That’s not a USB they’re smoking. It’s a JUUL

Bryson Hall | PNN contributor

If you’ve seen someone on campus smoking what looks like a USB drive, it isn’t what it looks like.

They’re probably smoking the JUUL, a smaller more portable variety of e-cigarette.

Although the typical e-cig runs of off juice, the JUUL takes pods, which means it is not designed to leak. The JUUL is significantly smaller, and can be charged through a USB charger.

“The JUULS are extremely popular,” said Victor Joyner, the manager of the Sheetz off Charles Boulevard near ECU. “It wasn’t my decision to carry the JUUL in the store. That is part of the corporate plan. I’m glad we do, though, because we sell a lot.”

While the JUUL does come with obvious advantages, the device isn’t perfect.

“The only difference between Juuling and vaping is the cloud difference. If you’re doing it just for the taste and the nicotine, then Juuling is the way to go, but if you’re one of those people that care about clouds, then you should use e-cigs,” said freshman and JUUL user Chase Faircloth.

“When you exhale with an e-cig, there’s a lot of smoke, and some people care about that,” he said.

While there is less smoke with a JUUL, there is more nicotine per hit.
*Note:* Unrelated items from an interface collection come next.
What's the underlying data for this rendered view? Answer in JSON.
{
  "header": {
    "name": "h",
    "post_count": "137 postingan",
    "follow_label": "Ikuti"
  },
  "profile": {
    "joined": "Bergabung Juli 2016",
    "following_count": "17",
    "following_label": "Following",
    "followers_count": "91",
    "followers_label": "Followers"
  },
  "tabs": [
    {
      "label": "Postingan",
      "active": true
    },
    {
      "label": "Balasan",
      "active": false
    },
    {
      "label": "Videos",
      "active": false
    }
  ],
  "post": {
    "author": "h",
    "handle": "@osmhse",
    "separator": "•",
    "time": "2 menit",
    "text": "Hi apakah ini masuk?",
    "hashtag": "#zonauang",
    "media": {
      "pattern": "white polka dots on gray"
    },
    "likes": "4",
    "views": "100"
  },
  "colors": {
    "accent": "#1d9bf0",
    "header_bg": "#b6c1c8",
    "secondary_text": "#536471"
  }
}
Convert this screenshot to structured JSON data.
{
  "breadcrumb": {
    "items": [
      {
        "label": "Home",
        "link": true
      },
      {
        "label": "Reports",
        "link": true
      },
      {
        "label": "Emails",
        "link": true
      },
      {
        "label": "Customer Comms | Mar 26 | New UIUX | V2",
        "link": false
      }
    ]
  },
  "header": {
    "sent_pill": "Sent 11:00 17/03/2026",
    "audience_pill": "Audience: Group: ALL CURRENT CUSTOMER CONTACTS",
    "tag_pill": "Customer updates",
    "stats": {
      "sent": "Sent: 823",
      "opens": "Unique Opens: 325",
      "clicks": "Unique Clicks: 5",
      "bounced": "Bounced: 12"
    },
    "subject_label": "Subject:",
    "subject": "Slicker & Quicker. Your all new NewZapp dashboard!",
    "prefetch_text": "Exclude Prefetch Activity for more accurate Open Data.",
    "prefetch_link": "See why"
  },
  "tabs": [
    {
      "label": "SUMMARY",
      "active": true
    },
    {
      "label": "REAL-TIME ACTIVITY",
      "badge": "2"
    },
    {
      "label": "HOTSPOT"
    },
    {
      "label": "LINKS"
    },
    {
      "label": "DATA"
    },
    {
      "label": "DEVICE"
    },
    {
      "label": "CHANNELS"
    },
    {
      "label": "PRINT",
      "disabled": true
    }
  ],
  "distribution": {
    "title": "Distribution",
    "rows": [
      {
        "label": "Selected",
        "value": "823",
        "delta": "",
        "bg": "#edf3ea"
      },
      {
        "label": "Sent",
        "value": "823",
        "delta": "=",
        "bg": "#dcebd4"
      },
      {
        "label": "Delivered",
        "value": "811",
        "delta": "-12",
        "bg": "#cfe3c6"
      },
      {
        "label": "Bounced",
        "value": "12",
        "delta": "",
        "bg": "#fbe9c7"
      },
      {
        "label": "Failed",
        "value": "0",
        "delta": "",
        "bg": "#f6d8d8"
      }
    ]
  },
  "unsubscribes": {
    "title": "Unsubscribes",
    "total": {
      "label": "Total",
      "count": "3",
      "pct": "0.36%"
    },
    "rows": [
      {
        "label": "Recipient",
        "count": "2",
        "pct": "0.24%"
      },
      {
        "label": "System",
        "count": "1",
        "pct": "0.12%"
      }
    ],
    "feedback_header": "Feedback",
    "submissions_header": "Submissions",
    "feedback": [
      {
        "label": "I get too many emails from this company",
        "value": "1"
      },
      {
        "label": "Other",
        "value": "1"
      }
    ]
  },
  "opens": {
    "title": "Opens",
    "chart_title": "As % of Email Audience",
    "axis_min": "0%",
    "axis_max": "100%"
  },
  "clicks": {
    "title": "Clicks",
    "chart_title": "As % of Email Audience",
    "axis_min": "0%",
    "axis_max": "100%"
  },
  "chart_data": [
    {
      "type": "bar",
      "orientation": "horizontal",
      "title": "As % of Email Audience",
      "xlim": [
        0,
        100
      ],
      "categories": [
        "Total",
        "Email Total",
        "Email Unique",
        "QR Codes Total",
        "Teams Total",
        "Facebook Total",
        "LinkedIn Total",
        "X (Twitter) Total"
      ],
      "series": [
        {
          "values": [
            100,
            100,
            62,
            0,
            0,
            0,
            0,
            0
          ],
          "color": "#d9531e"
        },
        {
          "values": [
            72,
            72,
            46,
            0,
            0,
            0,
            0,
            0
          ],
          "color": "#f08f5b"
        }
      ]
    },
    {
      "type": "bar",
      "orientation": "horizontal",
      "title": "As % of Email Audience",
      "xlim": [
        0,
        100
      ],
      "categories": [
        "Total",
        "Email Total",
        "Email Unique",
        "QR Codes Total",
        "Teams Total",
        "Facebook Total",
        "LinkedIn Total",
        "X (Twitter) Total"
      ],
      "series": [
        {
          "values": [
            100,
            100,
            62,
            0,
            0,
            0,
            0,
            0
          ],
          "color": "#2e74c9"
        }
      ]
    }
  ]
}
The JUUL is designed to create the same blood-nicotine level per hit as one would get with a tobacco cigarette. This is substantially more than the average e-cig.

One similarity traditional e-cigarettes and JUULS have is the price.

“Mine was $35. A regular e-cig is also $30, but most people have nicer models that run between $60 and $200. You can buy the base model of both for about the same price though,” Faircloth said.

Those who invest extra money in traditional e-cigs care about the “cloud factor,” at least according to Faircloth.

“I think e-cigs are already dying out now. The people that care about smoke can do it, but people that just do it for the nicotine or just want to be cool probably just do Juuls,” said Faircloth. “It’s just easier to have on and it doesn’t leak as much as e-cigs.”

Hall produced this story for his fall 2017 Media Writing & Reporting class.